Today is the 51st birthday of my daughter, the eldest child of three. I tossed and turned all last night, thinking it was because I was not in my own bed while doing an overnight with my youngest daughter’s daughters while she was out-of-town. But today, upon contemplating why I hadn’t slept so well, I realized it was one of three nights during the year that my mind and body go back to being in labor and experiencing the miracle of birth.
I was one of the lucky ones who had easy deliveries, except, in 1971, a few days before my son was born there was the 6.5 earthquake in Los Angeles and I was not happy being in a hospital that had all the windows blown out, ceilings with pipes and other debris dangling down and continued aftershocks. He popped out quickly as we both wanted to get out of that building!
But as I took a walk this morning, I thought of the lifetime of experiences from the morning of my daughter’s birth to today. Fifty-one years of events, occurrences, happenings. From becoming a young mother in her early twenties to a baby boomer senior in 2018! Wow! The good news vs the bad news! But so goes life, right? And for the rest of the day I tried to find ways and thoughts to reconcile all the tough times and the beautiful times and how they form a puzzle that is my life.
As we grow older, most of us view our lives and the world with different lenses, probably through more than one pair of glasses scattered around the house! What decisions we made in our 20s, 30s, 40s, etc. would most likely not result in the same conclusions today, for a variety of reasons. And, yet, I take issue with my own words because back then I was very conscious of never wanting to have regrets so I spent much time contemplating those choices telling myself, “The decision I make today is the right one for today.” I never wanted to look back and be angry with a 30 year old decision, no value in that and a big waste of my time today. And yet, there were times I wish I had gone right when I turned left.
I had a high school teacher whose words I have never forgotten: “Make a decision like it’s a piece of clothe on your naked skin: If it itches like wool, then it is a bad decision. If it feels like silk against your skin, then it’s a good decision.” I have always lived by that as it deals directly with your gut and intuition, which are very powerful influences. Like Jiminy Cricket, who says,”Let your conscience be your guide,” we often have to let our gut and intuition direct us. But did we know that so many years ago?
And, how, at this time in our lives, do we reconcile our younger adult self while thinking about Dr. Seuss exclaiming, “Oh, The Places You’ll Go!” What if you didn’t want to go to those places? But life has a way of taking us on serendipitous roads where thoughts of, “When my ship came in, I was at the airport!” Oh, the ironies of life!
What do we do with those times, moments and experiences that pinch our gut with remorse? Can we rewrite our story? Can we wish away that which we’d like to? Obviously, not. So how do we resolve being in the wrong place at the wrong time, deciding yes when it should have been no and questioning our own sensibilities?

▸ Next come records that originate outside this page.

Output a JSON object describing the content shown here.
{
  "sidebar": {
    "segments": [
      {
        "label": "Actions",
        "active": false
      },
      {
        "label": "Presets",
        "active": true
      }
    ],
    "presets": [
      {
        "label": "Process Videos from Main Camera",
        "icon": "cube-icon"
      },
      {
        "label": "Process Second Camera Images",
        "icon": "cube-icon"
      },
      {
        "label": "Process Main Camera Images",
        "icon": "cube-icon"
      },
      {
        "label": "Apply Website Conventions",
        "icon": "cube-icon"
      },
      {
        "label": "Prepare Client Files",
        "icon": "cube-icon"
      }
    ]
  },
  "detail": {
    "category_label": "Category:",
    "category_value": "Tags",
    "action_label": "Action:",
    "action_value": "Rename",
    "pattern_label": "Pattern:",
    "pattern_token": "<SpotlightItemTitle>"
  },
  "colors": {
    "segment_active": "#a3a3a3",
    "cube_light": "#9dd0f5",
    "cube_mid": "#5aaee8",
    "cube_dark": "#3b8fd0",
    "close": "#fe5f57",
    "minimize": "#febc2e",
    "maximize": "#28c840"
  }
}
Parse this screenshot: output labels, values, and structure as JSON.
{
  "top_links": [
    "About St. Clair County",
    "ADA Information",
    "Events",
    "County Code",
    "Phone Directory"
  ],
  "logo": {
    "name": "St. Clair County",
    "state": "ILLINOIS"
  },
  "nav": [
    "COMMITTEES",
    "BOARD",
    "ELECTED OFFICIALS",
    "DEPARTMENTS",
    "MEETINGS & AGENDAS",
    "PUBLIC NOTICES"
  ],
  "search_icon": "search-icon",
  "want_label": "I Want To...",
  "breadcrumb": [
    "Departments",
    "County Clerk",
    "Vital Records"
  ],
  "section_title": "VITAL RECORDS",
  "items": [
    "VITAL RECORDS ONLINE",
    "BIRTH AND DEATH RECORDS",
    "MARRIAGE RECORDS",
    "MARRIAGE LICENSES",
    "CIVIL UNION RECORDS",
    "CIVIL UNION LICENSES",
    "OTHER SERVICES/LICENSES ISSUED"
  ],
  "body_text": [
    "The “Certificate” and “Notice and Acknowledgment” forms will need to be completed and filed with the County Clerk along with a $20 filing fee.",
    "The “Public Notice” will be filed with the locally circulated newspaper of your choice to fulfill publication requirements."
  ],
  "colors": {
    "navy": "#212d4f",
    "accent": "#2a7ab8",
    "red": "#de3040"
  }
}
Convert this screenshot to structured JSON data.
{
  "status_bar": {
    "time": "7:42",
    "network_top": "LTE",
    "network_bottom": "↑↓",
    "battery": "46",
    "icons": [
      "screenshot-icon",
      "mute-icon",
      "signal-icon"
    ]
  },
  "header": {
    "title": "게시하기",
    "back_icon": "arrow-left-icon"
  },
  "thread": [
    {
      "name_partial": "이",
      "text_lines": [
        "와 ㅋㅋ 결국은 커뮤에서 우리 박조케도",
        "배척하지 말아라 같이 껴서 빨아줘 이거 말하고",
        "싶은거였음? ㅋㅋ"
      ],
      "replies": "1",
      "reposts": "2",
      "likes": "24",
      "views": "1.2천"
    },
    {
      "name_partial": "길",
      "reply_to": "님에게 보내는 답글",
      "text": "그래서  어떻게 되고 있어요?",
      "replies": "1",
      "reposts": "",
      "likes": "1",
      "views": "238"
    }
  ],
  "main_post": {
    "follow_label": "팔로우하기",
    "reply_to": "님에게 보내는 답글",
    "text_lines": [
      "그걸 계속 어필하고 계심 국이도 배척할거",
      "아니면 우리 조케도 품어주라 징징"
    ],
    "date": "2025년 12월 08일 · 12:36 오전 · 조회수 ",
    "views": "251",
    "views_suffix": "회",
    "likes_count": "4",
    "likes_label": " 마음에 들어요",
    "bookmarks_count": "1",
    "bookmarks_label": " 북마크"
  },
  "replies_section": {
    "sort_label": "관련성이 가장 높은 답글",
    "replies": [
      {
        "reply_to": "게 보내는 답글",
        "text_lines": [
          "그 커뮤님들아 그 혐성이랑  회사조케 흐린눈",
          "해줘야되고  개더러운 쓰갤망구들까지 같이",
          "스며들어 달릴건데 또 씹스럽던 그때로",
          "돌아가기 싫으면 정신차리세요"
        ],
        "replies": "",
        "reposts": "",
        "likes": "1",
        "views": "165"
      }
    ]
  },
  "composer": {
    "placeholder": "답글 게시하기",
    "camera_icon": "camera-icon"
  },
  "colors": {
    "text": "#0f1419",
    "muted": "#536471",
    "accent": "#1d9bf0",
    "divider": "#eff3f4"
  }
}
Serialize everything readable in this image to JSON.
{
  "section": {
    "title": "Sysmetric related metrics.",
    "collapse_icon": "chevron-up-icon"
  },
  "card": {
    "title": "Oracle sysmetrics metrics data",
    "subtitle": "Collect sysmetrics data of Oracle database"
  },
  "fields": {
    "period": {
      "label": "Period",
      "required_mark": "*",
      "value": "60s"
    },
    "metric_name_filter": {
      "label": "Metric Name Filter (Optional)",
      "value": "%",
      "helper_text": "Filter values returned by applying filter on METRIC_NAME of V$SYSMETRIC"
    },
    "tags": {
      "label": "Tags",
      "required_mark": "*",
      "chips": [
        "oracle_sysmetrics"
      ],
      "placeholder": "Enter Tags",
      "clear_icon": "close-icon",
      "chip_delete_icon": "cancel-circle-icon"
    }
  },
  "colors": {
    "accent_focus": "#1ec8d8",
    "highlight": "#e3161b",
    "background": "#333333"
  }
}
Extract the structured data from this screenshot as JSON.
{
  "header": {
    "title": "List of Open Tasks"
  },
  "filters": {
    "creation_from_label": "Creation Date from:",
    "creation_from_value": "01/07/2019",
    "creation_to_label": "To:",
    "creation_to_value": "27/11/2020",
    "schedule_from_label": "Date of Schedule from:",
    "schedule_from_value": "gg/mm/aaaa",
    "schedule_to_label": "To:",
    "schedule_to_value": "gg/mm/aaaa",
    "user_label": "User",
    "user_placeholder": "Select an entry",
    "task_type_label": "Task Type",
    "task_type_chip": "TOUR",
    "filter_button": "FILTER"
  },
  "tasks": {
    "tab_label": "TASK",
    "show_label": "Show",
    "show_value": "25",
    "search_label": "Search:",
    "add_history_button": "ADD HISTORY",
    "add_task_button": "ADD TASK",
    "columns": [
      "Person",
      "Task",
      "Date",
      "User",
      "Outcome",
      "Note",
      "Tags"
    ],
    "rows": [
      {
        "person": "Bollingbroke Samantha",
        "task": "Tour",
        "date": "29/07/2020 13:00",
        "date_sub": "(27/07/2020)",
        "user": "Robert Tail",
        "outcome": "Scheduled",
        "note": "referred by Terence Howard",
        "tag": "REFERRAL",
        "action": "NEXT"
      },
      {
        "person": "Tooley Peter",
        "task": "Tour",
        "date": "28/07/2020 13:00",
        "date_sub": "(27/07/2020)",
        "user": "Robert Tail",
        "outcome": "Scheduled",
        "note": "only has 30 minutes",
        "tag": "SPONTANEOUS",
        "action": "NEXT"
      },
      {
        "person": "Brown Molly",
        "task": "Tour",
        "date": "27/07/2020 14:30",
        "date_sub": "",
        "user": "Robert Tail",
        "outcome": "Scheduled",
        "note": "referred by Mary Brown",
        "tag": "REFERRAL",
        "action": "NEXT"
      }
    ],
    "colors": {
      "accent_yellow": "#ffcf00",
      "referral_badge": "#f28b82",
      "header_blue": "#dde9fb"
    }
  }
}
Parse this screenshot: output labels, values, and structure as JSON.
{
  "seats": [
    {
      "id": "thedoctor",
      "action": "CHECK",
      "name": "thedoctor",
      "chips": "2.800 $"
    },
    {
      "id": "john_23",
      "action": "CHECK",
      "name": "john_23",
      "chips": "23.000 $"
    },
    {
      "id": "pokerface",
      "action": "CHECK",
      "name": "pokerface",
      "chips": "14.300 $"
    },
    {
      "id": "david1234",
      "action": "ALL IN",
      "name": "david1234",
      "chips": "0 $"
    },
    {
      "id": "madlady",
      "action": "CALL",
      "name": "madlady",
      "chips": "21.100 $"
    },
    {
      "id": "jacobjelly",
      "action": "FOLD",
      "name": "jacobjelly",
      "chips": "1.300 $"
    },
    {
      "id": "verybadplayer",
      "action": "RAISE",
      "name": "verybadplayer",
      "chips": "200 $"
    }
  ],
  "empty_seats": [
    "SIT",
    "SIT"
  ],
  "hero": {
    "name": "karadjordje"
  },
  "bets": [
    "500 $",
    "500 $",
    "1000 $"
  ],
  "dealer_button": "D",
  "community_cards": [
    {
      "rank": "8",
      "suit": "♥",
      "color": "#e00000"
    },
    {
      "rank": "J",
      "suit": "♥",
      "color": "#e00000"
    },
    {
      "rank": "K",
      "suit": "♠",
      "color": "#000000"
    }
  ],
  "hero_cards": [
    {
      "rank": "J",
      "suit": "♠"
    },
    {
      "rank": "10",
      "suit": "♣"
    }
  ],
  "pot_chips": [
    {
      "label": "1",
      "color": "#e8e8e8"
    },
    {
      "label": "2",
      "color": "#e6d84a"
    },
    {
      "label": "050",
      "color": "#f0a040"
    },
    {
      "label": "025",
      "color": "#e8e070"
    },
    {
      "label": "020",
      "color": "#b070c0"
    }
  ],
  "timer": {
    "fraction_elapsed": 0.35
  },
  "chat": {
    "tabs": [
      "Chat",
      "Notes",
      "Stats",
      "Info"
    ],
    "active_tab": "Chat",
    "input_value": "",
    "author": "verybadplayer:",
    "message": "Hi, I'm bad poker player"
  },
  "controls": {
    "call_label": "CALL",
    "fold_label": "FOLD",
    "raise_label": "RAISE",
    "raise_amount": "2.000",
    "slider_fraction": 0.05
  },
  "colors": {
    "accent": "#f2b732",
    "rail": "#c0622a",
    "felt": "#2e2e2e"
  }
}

In these later years, when there is more time behind us than in front of us, can we take the regrettable experiences of life and turn them into snippets of wisdom and perspectives? Can we reverse those angsts into teaching moments for stories of insight for the younger generation? Can our blunders AND greatest moments be a guide and inspiration to younger people who may benefit from hearing our realities that have become our story?
I am a believer in our personal stories and their value and how they can add a new/fresh/inspiring viewpoint to those whose minds are open to life’s experiences. Tell your stories, the good ones and the bad ones. Share your thoughts in the moment and from “back then” so the listener hears the changes in your mindset and values that evolved, grew and matured. And those diverse elements are OK. Let those know you have developed with new and broader thoughts and ideas and that making mistakes are steps in the ladder we all climb to get to new heights. Expressing our regrets, mistakes and blessings show we are human.
Suggestions for sharing: Talk to your children and grandchildren, nieces and nephews, friends. Gather a group who want to chronicle their experiences to speak at your Temple, in confirmation classes, senior groups, cousin’s club, book clubs. Call your local schools for Job Fairs where you can share your business life with young people, giving them advice for what you would have done differently and what still works. Write a journal to leave as a legacy, sit at your computer and jot it all down, print it and put it in a folder so it can be read.
THIS is how we reconcile our past: Putting it in a context that could motivate, encourage and enthuse others. Show the humanness that has made you the person you are today. Express the blessings and the hard times, be an example that we do overcome regrets; as Jews, we know that!
We can’t change history but we can change our mindset of how we reflect upon it. It can be therapeutic and unburdening to put the past in a perspective that frees us to live in a peaceful place while encouraging us to realize, “The Best is Yet to Be!”